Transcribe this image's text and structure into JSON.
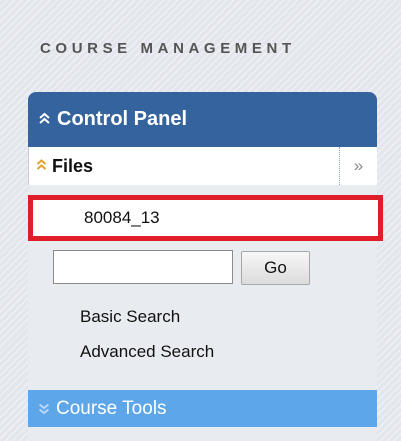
{
  "section": {
    "heading": "COURSE MANAGEMENT"
  },
  "control_panel": {
    "title": "Control Panel",
    "files": {
      "label": "Files",
      "expand_glyph": "»",
      "item": "80084_13"
    },
    "search": {
      "value": "",
      "go_label": "Go",
      "basic_label": "Basic Search",
      "advanced_label": "Advanced Search"
    }
  },
  "course_tools": {
    "label": "Course Tools"
  },
  "colors": {
    "panel_header": "#34639e",
    "course_tools": "#5da6ea",
    "highlight": "#e01e2a"
  },
  "icons": {
    "control_panel": "double-chevron-up-icon",
    "files": "double-chevron-up-icon",
    "expand": "double-chevron-right-icon",
    "course_tools": "double-chevron-down-icon"
  }
}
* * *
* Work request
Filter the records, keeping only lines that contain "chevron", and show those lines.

* Answer to this exercise
    "control_panel": "double-chevron-up-icon",
    "files": "double-chevron-up-icon",
    "expand": "double-chevron-right-icon",
    "course_tools": "double-chevron-down-icon"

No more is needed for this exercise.